It just might be on its way there.
The California State Supreme Court ruled today that “proponents of Proposition 8 do have standing to appeal Federal District Judge Walker Vaughn’s ruling declaring the anti-gay marriage initiative unconstitutional, even if state officials refuse to take up the matter,” as reported by ThinkProgress.
While this might sound like a negative for gay rights/marriage, this could actually force the United States Supreme Court to finally decide once and for all the constitutionality of banning gay marriage in the nation.
This case will make its way to the United States Court of Appeals for the Ninth Circuit. The three judges who make up that court will have to decide whether Prop 8 is constitutional or not. Two of those judges, Judge Stephen Reinhardt and Judge Michael Daly Hawkins are “one of the most liberal judges in the country” and “sympathetic. . .to marriage discrimination,” respectively. With these two judges on the court, it’s almost certain they will agree with Judge Walker’s ruling.

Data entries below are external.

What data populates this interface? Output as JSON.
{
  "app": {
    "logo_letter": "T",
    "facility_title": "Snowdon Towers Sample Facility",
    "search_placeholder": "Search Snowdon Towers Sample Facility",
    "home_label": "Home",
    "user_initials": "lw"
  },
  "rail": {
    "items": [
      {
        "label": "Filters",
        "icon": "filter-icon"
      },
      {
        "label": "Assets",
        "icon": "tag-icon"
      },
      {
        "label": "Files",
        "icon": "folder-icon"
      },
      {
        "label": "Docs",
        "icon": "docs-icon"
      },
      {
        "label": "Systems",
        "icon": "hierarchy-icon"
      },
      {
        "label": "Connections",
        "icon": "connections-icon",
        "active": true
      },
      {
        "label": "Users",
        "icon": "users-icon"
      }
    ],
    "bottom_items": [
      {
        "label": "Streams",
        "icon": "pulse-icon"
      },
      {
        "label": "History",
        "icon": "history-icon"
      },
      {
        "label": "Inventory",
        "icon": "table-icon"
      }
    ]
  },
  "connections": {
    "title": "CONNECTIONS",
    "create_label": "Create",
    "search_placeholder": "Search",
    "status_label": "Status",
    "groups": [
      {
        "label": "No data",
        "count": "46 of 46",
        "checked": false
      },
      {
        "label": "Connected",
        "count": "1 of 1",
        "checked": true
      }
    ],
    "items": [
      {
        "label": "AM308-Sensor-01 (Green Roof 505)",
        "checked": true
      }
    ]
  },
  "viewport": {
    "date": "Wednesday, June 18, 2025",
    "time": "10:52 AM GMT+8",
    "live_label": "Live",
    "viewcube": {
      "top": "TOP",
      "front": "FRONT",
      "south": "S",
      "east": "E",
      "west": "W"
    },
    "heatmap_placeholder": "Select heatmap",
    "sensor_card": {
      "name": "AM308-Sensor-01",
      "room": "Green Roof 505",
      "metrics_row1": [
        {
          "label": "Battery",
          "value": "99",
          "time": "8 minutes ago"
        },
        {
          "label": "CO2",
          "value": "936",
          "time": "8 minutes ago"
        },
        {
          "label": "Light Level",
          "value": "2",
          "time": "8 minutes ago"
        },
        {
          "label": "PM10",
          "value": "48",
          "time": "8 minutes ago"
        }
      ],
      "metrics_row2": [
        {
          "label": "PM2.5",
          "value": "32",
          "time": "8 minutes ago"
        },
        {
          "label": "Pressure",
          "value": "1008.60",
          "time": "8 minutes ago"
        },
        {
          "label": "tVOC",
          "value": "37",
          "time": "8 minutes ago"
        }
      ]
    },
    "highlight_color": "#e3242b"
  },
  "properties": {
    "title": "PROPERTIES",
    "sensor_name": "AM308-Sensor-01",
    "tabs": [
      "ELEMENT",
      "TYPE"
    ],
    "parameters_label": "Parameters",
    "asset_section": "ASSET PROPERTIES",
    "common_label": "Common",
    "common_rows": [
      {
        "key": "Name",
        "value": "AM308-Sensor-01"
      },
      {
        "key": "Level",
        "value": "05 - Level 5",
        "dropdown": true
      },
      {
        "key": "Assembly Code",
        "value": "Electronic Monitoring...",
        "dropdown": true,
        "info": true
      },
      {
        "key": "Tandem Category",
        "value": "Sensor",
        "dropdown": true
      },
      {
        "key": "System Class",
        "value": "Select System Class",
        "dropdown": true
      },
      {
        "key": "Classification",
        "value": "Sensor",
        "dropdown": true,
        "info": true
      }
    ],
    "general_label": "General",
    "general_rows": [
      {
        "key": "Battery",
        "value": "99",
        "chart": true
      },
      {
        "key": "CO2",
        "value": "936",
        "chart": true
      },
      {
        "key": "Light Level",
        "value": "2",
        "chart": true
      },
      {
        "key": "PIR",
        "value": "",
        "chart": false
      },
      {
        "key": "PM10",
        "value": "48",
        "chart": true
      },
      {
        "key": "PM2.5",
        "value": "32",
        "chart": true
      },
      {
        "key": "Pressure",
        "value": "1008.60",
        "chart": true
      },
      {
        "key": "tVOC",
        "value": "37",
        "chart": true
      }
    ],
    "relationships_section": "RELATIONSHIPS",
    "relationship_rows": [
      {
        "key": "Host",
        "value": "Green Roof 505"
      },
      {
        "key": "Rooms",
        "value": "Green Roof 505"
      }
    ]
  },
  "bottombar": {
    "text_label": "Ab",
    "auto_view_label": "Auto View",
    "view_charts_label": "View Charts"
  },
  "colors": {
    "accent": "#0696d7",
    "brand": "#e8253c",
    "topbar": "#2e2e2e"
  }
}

Naturally, proponents of Prop 8 will be unhappy, and the case will likely find its way to The Supreme Court. While the make up of the Supreme Court seems conservative in its majority–Justices Scalia and Kennedy appointed by President Reagan, Justice Thomas appointed by President George W. H. Bush, and Justices Roberts and Alito appointed by President George W. Bush, Justice Kennedy “has a fairly progressive streak on gay rights. Kennedy wrote the Supreme Court’s landmark decision in Romer v. Evans holding that laws motivated solely by anti-gay animus violate the Constitution, and he also wrote the decision in Lawrence v. Texas holding that the government has virtually no business regulating people’s sex lives.”
This means that should the case find its way to the Supreme Court, we might just have the ruling we need–banning gay marriage is unconstitutional. This would mean all states would then be prohibited from denying homosexual couples the right to marry and allow gay married couples federal benefits previously denied.